727. Academic Writing II. Prerequisite: GRD 726 or permission of instructor. In the second of a 2-part series, academic writers build upon their knowledge of the writing process and peer review while learning to paraphrase, summarize, write literature reviews, and construct research articles. Activities include text analysis, writing practice, review, and revision as students model professional strategies. Instruction addresses key grammar issues for second language writers. Spring, Summer, and Fall. 3 credit hours. Pass/Fail.
728. Advanced Academic Writing. Prerequisite: 2nd language writers: Writing Assessment Level 3 or GRD 727; Native English writers: permission of the instructor. Created for advanced writers, GRD 728 reviews U.S. academic writing genres, standards, and conventions.
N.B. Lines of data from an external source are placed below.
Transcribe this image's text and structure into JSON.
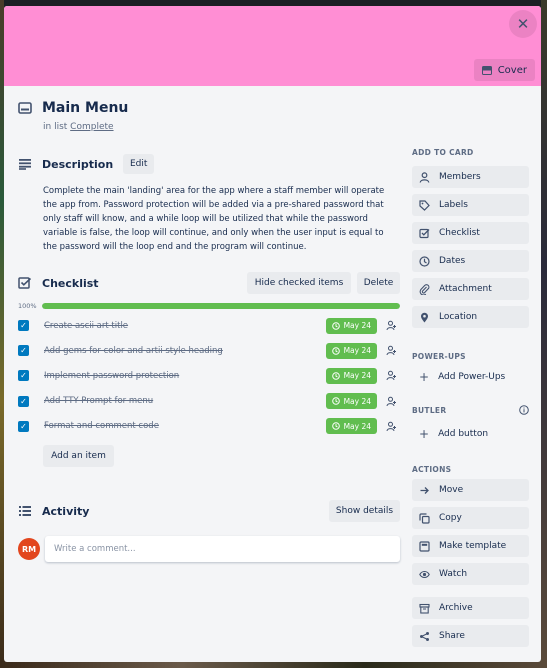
{
  "colors": {
    "cover": "#ff8ed4",
    "checkbox": "#0079bf",
    "due": "#61bd4f",
    "avatar": "#e2461e"
  },
  "cover": {
    "button_label": "Cover",
    "close_glyph": "✕"
  },
  "card": {
    "title": "Main Menu",
    "in_list_prefix": "in list",
    "list_name": "Complete"
  },
  "description": {
    "title": "Description",
    "edit_label": "Edit",
    "text": "Complete the main 'landing' area for the app where a staff member will operate the app from. Password protection will be added via a pre-shared password that only staff will know, and a while loop will be utilized that while the password variable is false, the loop will continue, and only when the user input is equal to the password will the loop end and the program will continue."
  },
  "checklist": {
    "title": "Checklist",
    "hide_label": "Hide checked items",
    "delete_label": "Delete",
    "progress_label": "100%",
    "progress": 100,
    "items": [
      {
        "text": "Create ascii art title",
        "due": "May 24"
      },
      {
        "text": "Add gems for color and artii style heading",
        "due": "May 24"
      },
      {
        "text": "Implement password protection",
        "due": "May 24"
      },
      {
        "text": "Add TTY Prompt for menu",
        "due": "May 24"
      },
      {
        "text": "Format and comment code",
        "due": "May 24"
      }
    ],
    "add_label": "Add an item"
  },
  "activity": {
    "title": "Activity",
    "show_details_label": "Show details",
    "avatar_initials": "RM",
    "comment_placeholder": "Write a comment..."
  },
  "sidebar": {
    "add_to_card": {
      "label": "ADD TO CARD",
      "buttons": [
        {
          "label": "Members",
          "icon": "person-icon"
        },
        {
          "label": "Labels",
          "icon": "tag-icon"
        },
        {
          "label": "Checklist",
          "icon": "checklist-icon"
        },
        {
          "label": "Dates",
          "icon": "clock-icon"
        },
        {
          "label": "Attachment",
          "icon": "paperclip-icon"
        },
        {
          "label": "Location",
          "icon": "pin-icon"
        }
      ]
    },
    "power_ups": {
      "label": "POWER-UPS",
      "add_label": "Add Power-Ups"
    },
    "butler": {
      "label": "BUTLER",
      "add_label": "Add button"
    },
    "actions": {
      "label": "ACTIONS",
      "buttons": [
        {
          "label": "Move",
          "icon": "arrow-right-icon"
        },
        {
          "label": "Copy",
          "icon": "copy-icon"
        },
        {
          "label": "Make template",
          "icon": "template-icon"
        },
        {
          "label": "Watch",
          "icon": "eye-icon"
        },
        {
          "label": "Archive",
          "icon": "archive-icon"
        },
        {
          "label": "Share",
          "icon": "share-icon"
        }
      ]
    }
  }
}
Fast-paced with text analysis and guided practice, this course covers the writing of conference abstracts, posters, literature reviews, and research papers as students model professional strategies. Embedded language instruction addresses key grammar issues for second language writers. Spring, Summer, and Fall. 3 credit hours. Pass/Fail.
730. Advanced Oral Communication.Prerequisite: OPI Level 2 High or GRD 721. Build communication skills and learning strategies while exploring cultural values. Through small-group interaction, students learn to effectively discuss their opinions, organize effective talks, and analyze complex problems. This Level 3 course prepares students for the kinds of communication expected in graduate school—participating in academic discussions; debating scholarly projects with colleagues; and delivering formal talks at professional meetings. Spring, Summer, and Fall. 3 credit hours. Pass/Fail.
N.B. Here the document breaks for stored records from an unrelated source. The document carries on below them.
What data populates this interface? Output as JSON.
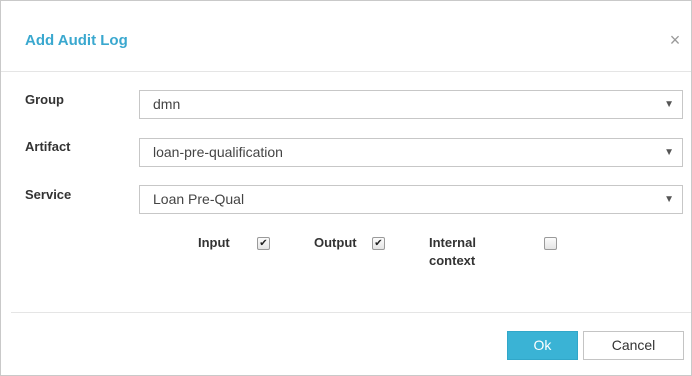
{
  "dialog": {
    "title": "Add Audit Log",
    "close_icon": "close-icon",
    "close_glyph": "×"
  },
  "form": {
    "group": {
      "label": "Group",
      "value": "dmn"
    },
    "artifact": {
      "label": "Artifact",
      "value": "loan-pre-qualification"
    },
    "service": {
      "label": "Service",
      "value": "Loan Pre-Qual"
    },
    "caret_glyph": "▼",
    "checkboxes": [
      {
        "label": "Input",
        "checked": true
      },
      {
        "label": "Output",
        "checked": true
      },
      {
        "label_line1": "Internal",
        "label_line2": "context",
        "checked": false
      }
    ],
    "check_glyph": "✔"
  },
  "buttons": {
    "ok": "Ok",
    "cancel": "Cancel"
  },
  "colors": {
    "accent": "#3aa8cf",
    "ok_button": "#3ab3d5"
  }
}
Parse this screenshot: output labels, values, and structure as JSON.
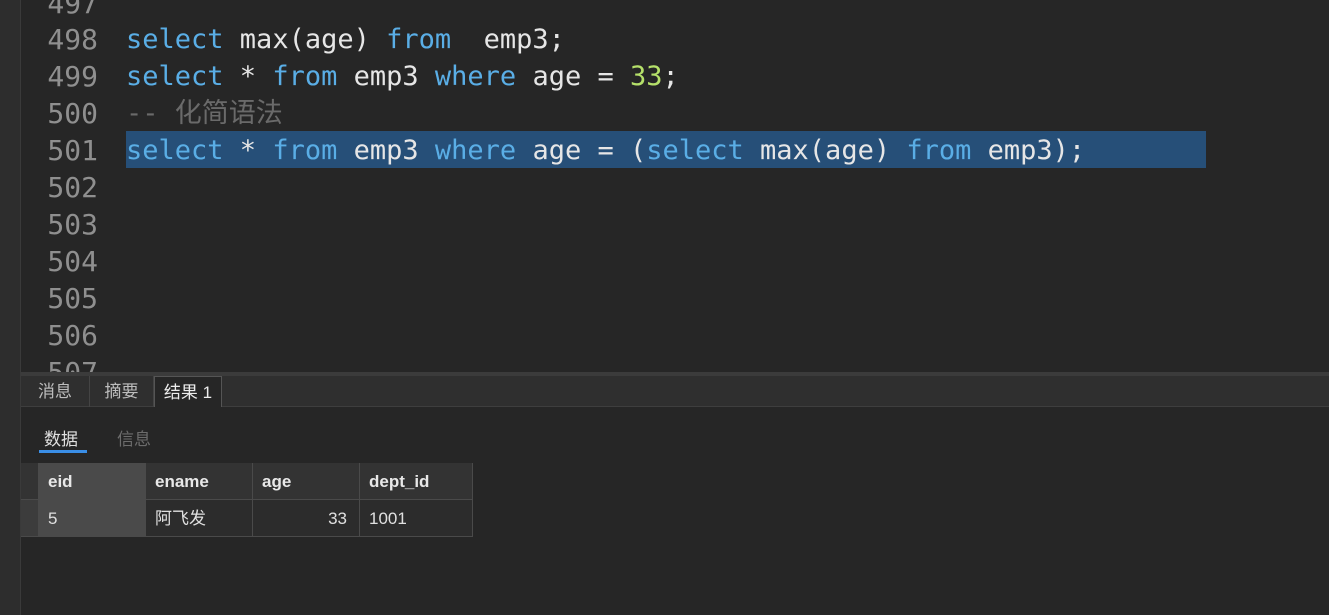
{
  "editor": {
    "line_numbers": [
      "497",
      "498",
      "499",
      "500",
      "501",
      "502",
      "503",
      "504",
      "505",
      "506",
      "507"
    ],
    "lines": [
      {
        "t1": "select",
        "t2": " max(age) ",
        "t3": "from",
        "t4": "  emp3;"
      },
      {
        "t1": "select",
        "t2": " * ",
        "t3": "from",
        "t4": " emp3 ",
        "t5": "where",
        "t6": " age = ",
        "t7": "33",
        "t8": ";"
      },
      {
        "comment": "-- 化简语法"
      },
      {
        "t1": "select",
        "t2": " * ",
        "t3": "from",
        "t4": " emp3 ",
        "t5": "where",
        "t6": " age = (",
        "t7": "select",
        "t8": " max(age) ",
        "t9": "from",
        "t10": " emp3);"
      }
    ]
  },
  "result_tabs": {
    "messages": "消息",
    "summary": "摘要",
    "result1": "结果 1"
  },
  "sub_tabs": {
    "data": "数据",
    "info": "信息"
  },
  "grid": {
    "columns": [
      "eid",
      "ename",
      "age",
      "dept_id"
    ],
    "rows": [
      [
        "5",
        "阿飞发",
        "33",
        "1001"
      ]
    ]
  },
  "colors": {
    "keyword": "#5aaee6",
    "number": "#b5e06a",
    "selection": "#264f78",
    "accent": "#3a8ee6"
  }
}
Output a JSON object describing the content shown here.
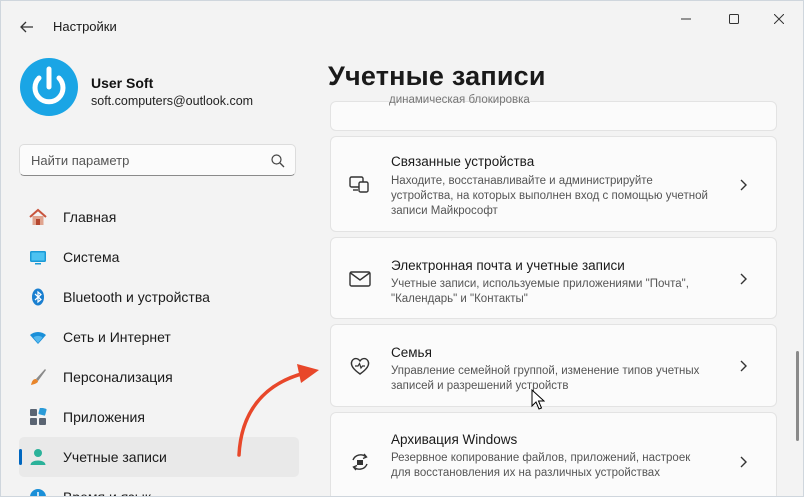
{
  "window": {
    "title": "Настройки",
    "controls": [
      "minimize",
      "maximize",
      "close"
    ]
  },
  "profile": {
    "name": "User Soft",
    "email": "soft.computers@outlook.com"
  },
  "search": {
    "placeholder": "Найти параметр"
  },
  "sidebar": {
    "items": [
      {
        "label": "Главная",
        "icon": "home-icon",
        "active": false
      },
      {
        "label": "Система",
        "icon": "system-icon",
        "active": false
      },
      {
        "label": "Bluetooth и устройства",
        "icon": "bluetooth-icon",
        "active": false
      },
      {
        "label": "Сеть и Интернет",
        "icon": "wifi-icon",
        "active": false
      },
      {
        "label": "Персонализация",
        "icon": "brush-icon",
        "active": false
      },
      {
        "label": "Приложения",
        "icon": "apps-icon",
        "active": false
      },
      {
        "label": "Учетные записи",
        "icon": "user-icon",
        "active": true
      },
      {
        "label": "Время и язык",
        "icon": "clock-icon",
        "active": false
      }
    ]
  },
  "main": {
    "title": "Учетные записи",
    "partial_card_text": "динамическая блокировка",
    "cards": [
      {
        "title": "Связанные устройства",
        "description": "Находите, восстанавливайте и администрируйте устройства, на которых выполнен вход с помощью учетной записи Майкрософт",
        "icon": "linked-devices-icon"
      },
      {
        "title": "Электронная почта и учетные записи",
        "description": "Учетные записи, используемые приложениями \"Почта\", \"Календарь\" и \"Контакты\"",
        "icon": "mail-icon"
      },
      {
        "title": "Семья",
        "description": "Управление семейной группой, изменение типов учетных записей и разрешений устройств",
        "icon": "family-icon"
      },
      {
        "title": "Архивация Windows",
        "description": "Резервное копирование файлов, приложений, настроек для восстановления их на различных устройствах",
        "icon": "backup-icon"
      }
    ]
  },
  "colors": {
    "accent": "#0067c0",
    "avatar": "#1aa5e5",
    "annotation_arrow": "#e8472a"
  }
}
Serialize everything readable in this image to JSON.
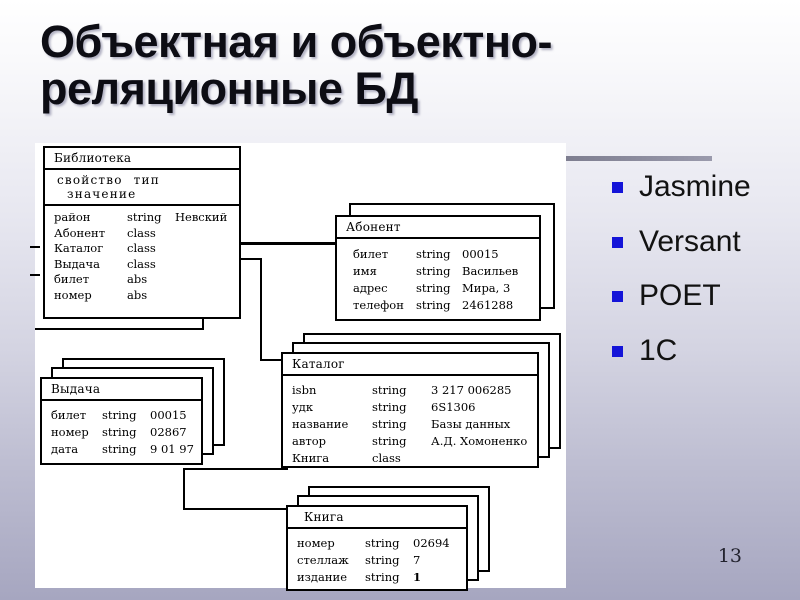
{
  "slide": {
    "title": "Объектная и объектно-реляционные БД",
    "page_number": "13"
  },
  "bullets": {
    "bullet_color": "#1414d8",
    "items": [
      {
        "label": "Jasmine"
      },
      {
        "label": "Versant"
      },
      {
        "label": "POET"
      },
      {
        "label": "1C"
      }
    ]
  },
  "diagram": {
    "column_headers": {
      "property": "свойство",
      "type": "тип",
      "value": "значение"
    },
    "entities": [
      {
        "name": "Библиотека",
        "stack": 0,
        "has_column_header": true,
        "attributes": [
          {
            "property": "район",
            "type": "string",
            "value": "Невский"
          },
          {
            "property": "Абонент",
            "type": "class",
            "value": ""
          },
          {
            "property": "Каталог",
            "type": "class",
            "value": ""
          },
          {
            "property": "Выдача",
            "type": "class",
            "value": ""
          },
          {
            "property": "билет",
            "type": "abs",
            "value": ""
          },
          {
            "property": "номер",
            "type": "abs",
            "value": ""
          }
        ]
      },
      {
        "name": "Абонент",
        "stack": 1,
        "has_column_header": false,
        "attributes": [
          {
            "property": "билет",
            "type": "string",
            "value": "00015"
          },
          {
            "property": "имя",
            "type": "string",
            "value": "Васильев"
          },
          {
            "property": "адрес",
            "type": "string",
            "value": "Мира, 3"
          },
          {
            "property": "телефон",
            "type": "string",
            "value": "2461288"
          }
        ]
      },
      {
        "name": "Каталог",
        "stack": 2,
        "has_column_header": false,
        "attributes": [
          {
            "property": "isbn",
            "type": "string",
            "value": "3 217 006285"
          },
          {
            "property": "удк",
            "type": "string",
            "value": "6S1306"
          },
          {
            "property": "название",
            "type": "string",
            "value": "Базы данных"
          },
          {
            "property": "автор",
            "type": "string",
            "value": "А.Д. Хомоненко"
          },
          {
            "property": "Книга",
            "type": "class",
            "value": ""
          }
        ]
      },
      {
        "name": "Выдача",
        "stack": 2,
        "has_column_header": false,
        "attributes": [
          {
            "property": "билет",
            "type": "string",
            "value": "00015"
          },
          {
            "property": "номер",
            "type": "string",
            "value": "02867"
          },
          {
            "property": "дата",
            "type": "string",
            "value": "9 01 97"
          }
        ]
      },
      {
        "name": "Книга",
        "stack": 2,
        "has_column_header": false,
        "attributes": [
          {
            "property": "номер",
            "type": "string",
            "value": "02694"
          },
          {
            "property": "стеллаж",
            "type": "string",
            "value": "7"
          },
          {
            "property": "издание",
            "type": "string",
            "value": "1"
          }
        ]
      }
    ]
  }
}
706. Grants and Fellowships 101: How to Obtain Funding. This workshop provides an introduction to writing grant proposals and fellowship applications. Topics include funding sources, electronic databases, organization and format of proposals and applications, submission and review processes, use of secondary sources, and guidelines for effective proposal writing. Fall. One-day workshop. 1 credit hour. Pass/Fail.
707. Giving Professional Presentations. This workshop examines elements necessary for giving effective professional presentations. Topics include analyzing audience and purpose, assessing environment, language choices, differences between speaking and writing, nonverbal communication, characteristics of effective delivery, controlling nervousness, poster presentations, visual aids, and handling questions. Fall. One-day workshop. 1 credit hour. Pass/Fail.
708. Writing Successfully. This workshop provides an introduction to various aspects of writing in a variety of professional settings. Topics include strategies for efficient composing, overcoming writer’s block, avoiding plagiarism, adjusting for audience, writing for PowerPoint, and editing your own writing. Spring. One-day workshop. 1 credit hour. Pass/Fail.
710. Career Workshop for Graduate Students. This workshop provides participants with insights into a variety of career fields, inside and outside of academia. Discussion panels are made up of invited speakers from business, government, industry, and academia from across the United States. Spring. One-day workshop.
1 credit hour. Pass/Fail.
711. Special Topics. This workshop addressed topics of current interest to graduate students. See UAB Class Schedule for offerings. 1 credit hour. Pass/Fail.